The program is led by Professors Tobias Haack and Olaf Riess from the Institute of Medical Genetics and Applied Genomics. While they will use whole genomes to diagnose rare conditions, they will also use the information to generate scores for the risk of common diseases based on genomic data - polygenic risk scores. A polygenic risk score is a risk estimation of developing a disease based on the total number of genetic changes related to that disease. They say that this data will help identify individuals that may benefit from personalized healthcare management.
Spotlight on clinical utility of WGS
Illumina will support the new investigator-initiated study, called the Ge-Med Project, with sequencing, analysis, and health economic expertise. It sees the program as being very advanced in terms of the use of genomic data in disease prediction and prevention management.
“It is leading within Europe,” Dr Sven Schaffer, head of scientific affairs, Illumina, told BioPharma Reporter.
“We know that WGS outperforms panel testing and whole exome sequencing in expert hands for research and diagnostic purposes. This has been shown in various meaningful studies worldwide and there are good data about it. Whether it enables a more accurate diagnosis in a routine clinical setting is a different question. There is currently limited research to inform practice about the broad clinical utility of first line genome sequencing across the different diseases and the implications for the hospital and the laboratory.

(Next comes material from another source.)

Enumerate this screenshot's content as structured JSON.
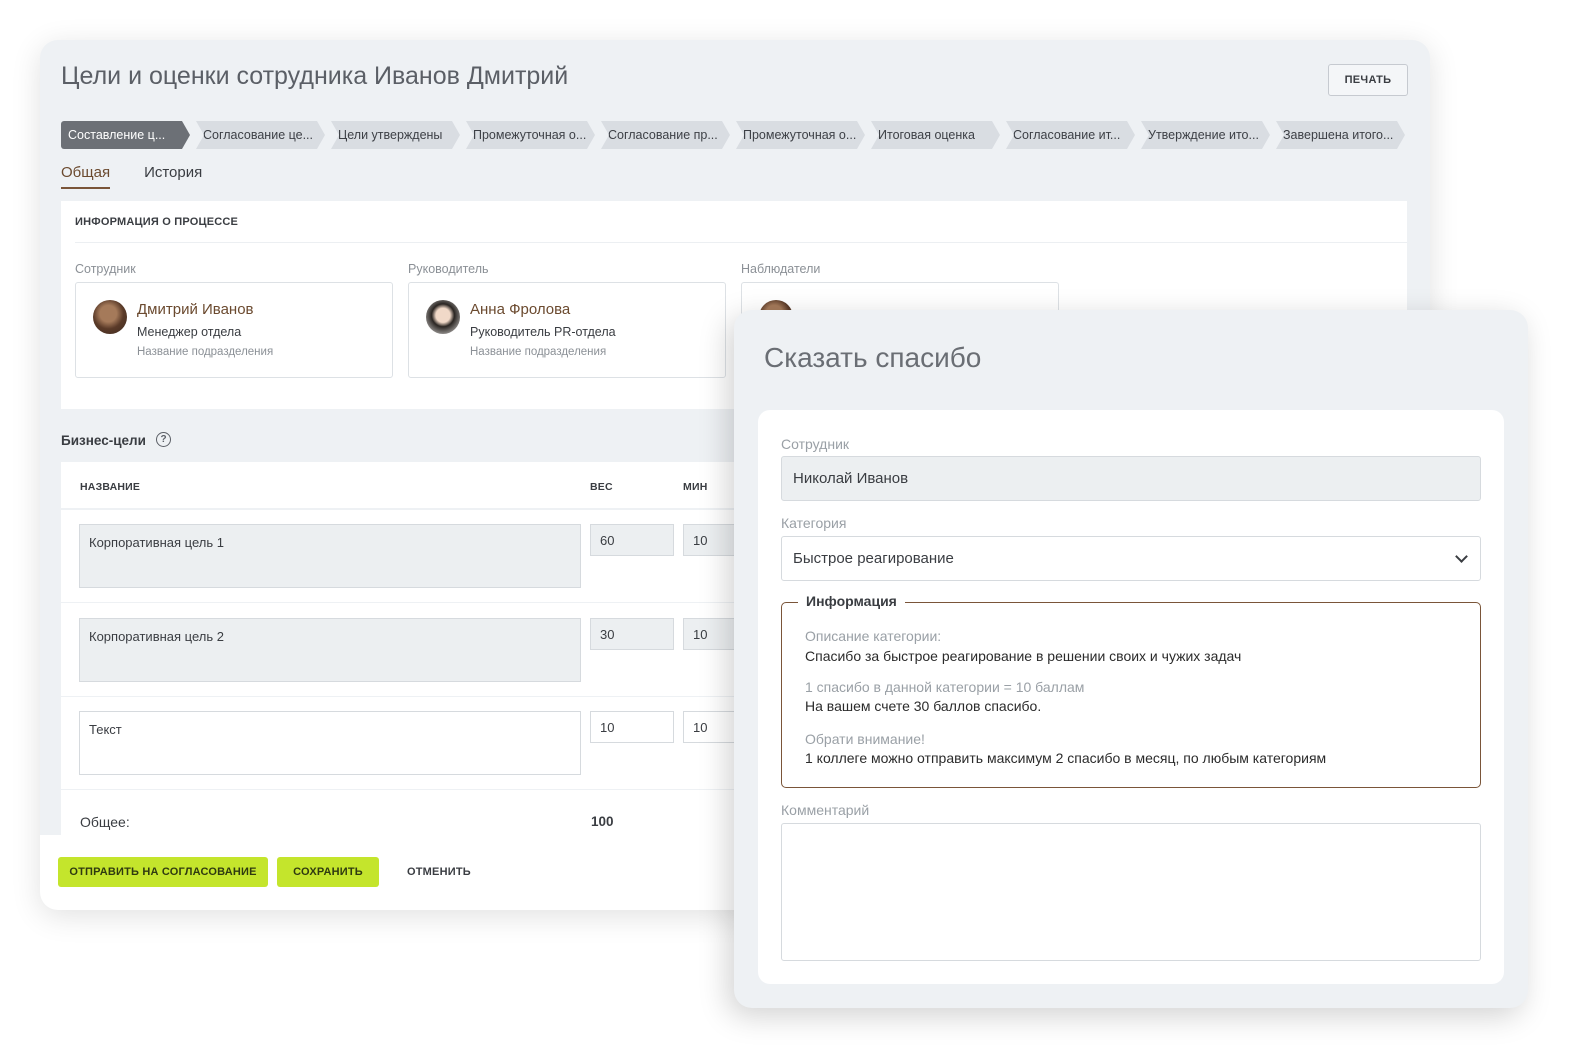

“Dr Riess and his team are bringing WGS to the patient in a real routine setting. While there are a few other projects dealing with the implementation of whole genome sequencing in the clinic – in Spain and in Sweden - the Tübingen program is the first one in Germany and one of the broadest in terms of patient profiling in Europe, with the team planning to enroll all patients with rare diseases as well as familial cancer cases.”
Sensitivity of WGS

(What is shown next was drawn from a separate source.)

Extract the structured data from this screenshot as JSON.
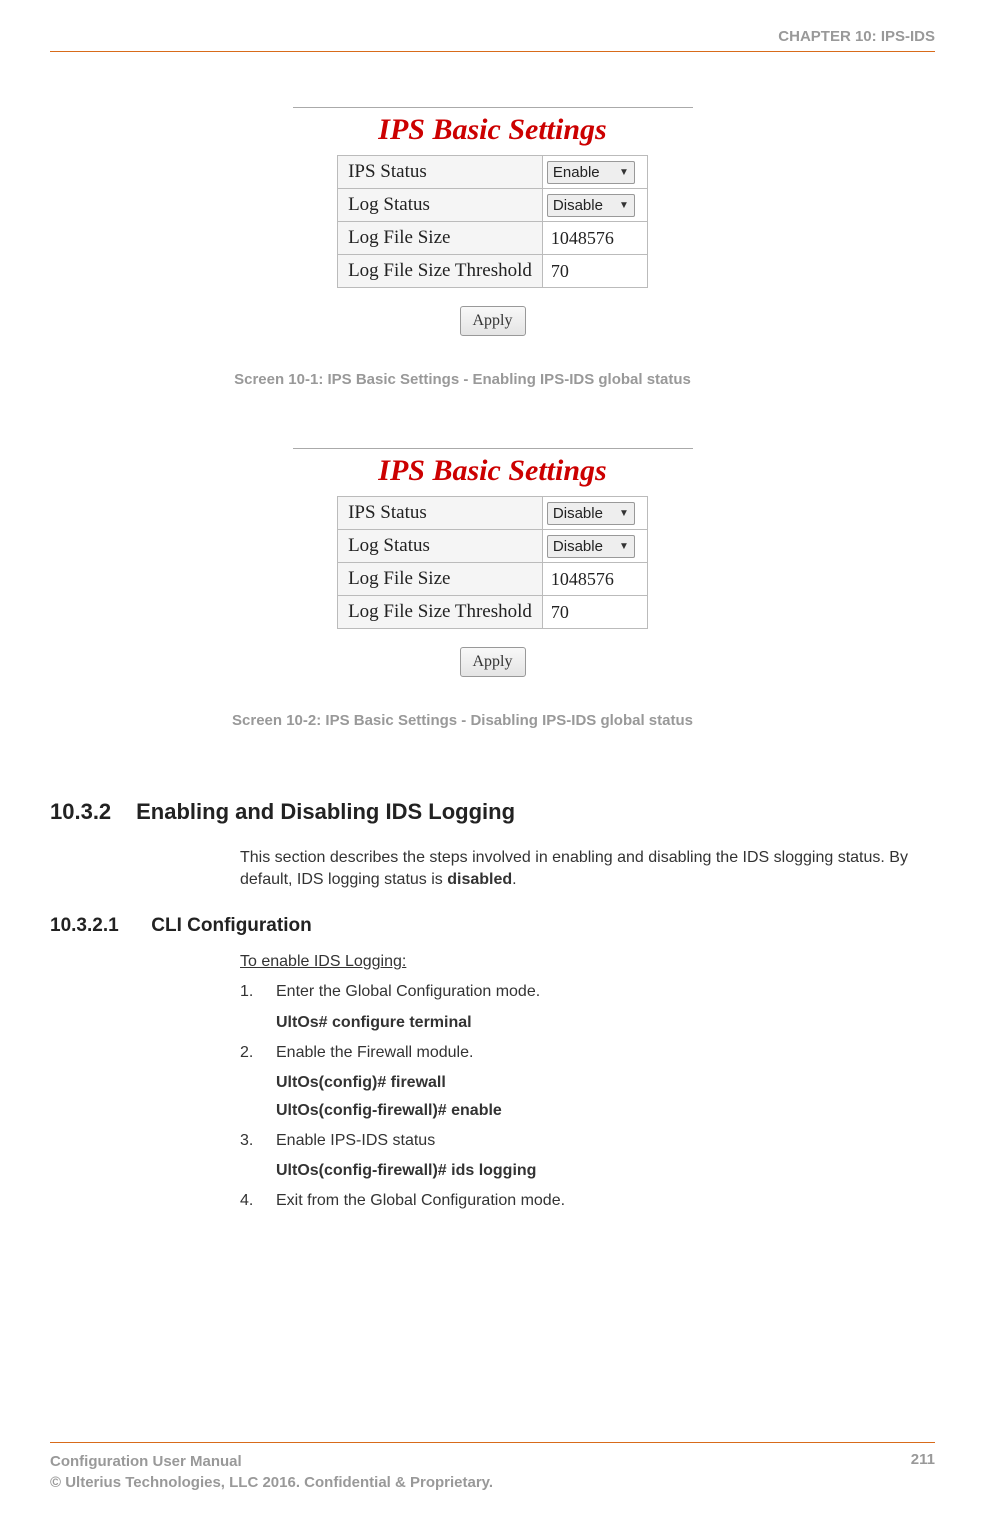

Germany recently removed the prior authorization requirement for sequencing analysis by public health Insurers, meaning that the entire population now has better access to diagnostic approaches using whole genome testing, and programs such as this one in Tubingen will catapult the use of genomics in healthcare, said Illumina.
Previously, the Institute used whole exome sequencing for the diagnosis of rare disease conditions, which involves sequencing only around 1% of the genome known to contain the coding regions that provide instructions for making proteins.
The move to WGS is based on a two-year feasibility study by the Institute, supported by Illumina, which found that WGS provided improved diagnosis in the clinic in indications such as retina diseases - as many as 75% of genetic eye diseases were accurately diagnosed during the pilot project using WGS, including some forms of disease that could only be identified by sequencing the entire genome.
It was also more effective in diagnosing rare childhood cancers and conditions that cause developmental delay in children.
“The success was such that we saw increased sensitivity of around 10% compared to whole exome sequencing, and we have, as a result, decided to switch completely to WGS for all indications now,” Professor Riess told us.
According to current estimates, in Germany alone, a rare disease directly affects about four million people. It is predicted that, in the majority of cases, the underlying cause is genetic in origin.
Range of disease coverage
The team will be extending the use of WGS for diagnostic purposes as part of the Ge-Med Project to include indications such as neurological diseases, dystonia, ataxia and paraplegia, tissue connective diseases as well as cardiomyopathies, kidney, and rare liver diseases, said the project lead.
The program will not only be evaluating children but is being extended to adult patients as well.
Indeed, Professor Riess said WGS will bring a lot of advantages in relation to the evaluation of hereditary cancer risk, another strand to this program at the Institute.
Familial breast cancer is generally associated with an early age of diagnosis and a higher frequency of disease among family members. Over the past two decades a number of genes have been identified that are unequivocally associated with breast cancer (BC) risk but there remain a significant proportion of families that cannot be accounted for by these specific genes. In fact, polygenic factors are thought to account for an additional 18% of the familial relative risk of breast cancer, with those at the highest level of polygenic risk distribution having a least a twofold increased risk of the disease. Hence the interest in providing a PRS for at-risk women with uninformative genetic test results.
Copy number variants (CNVs) are a form of genetic variation yet to be fully explored for their contribution to family BC, and WGS allows for detection of CNVs far more efficiently than any other enrichment protocols, said Professor Riess.
“We would like to implement polygenic risk scores in terms of genomic health implications [in Germany], in relation to breast cancer, diabetes and, eventually, cardiovascular diseases,” he said.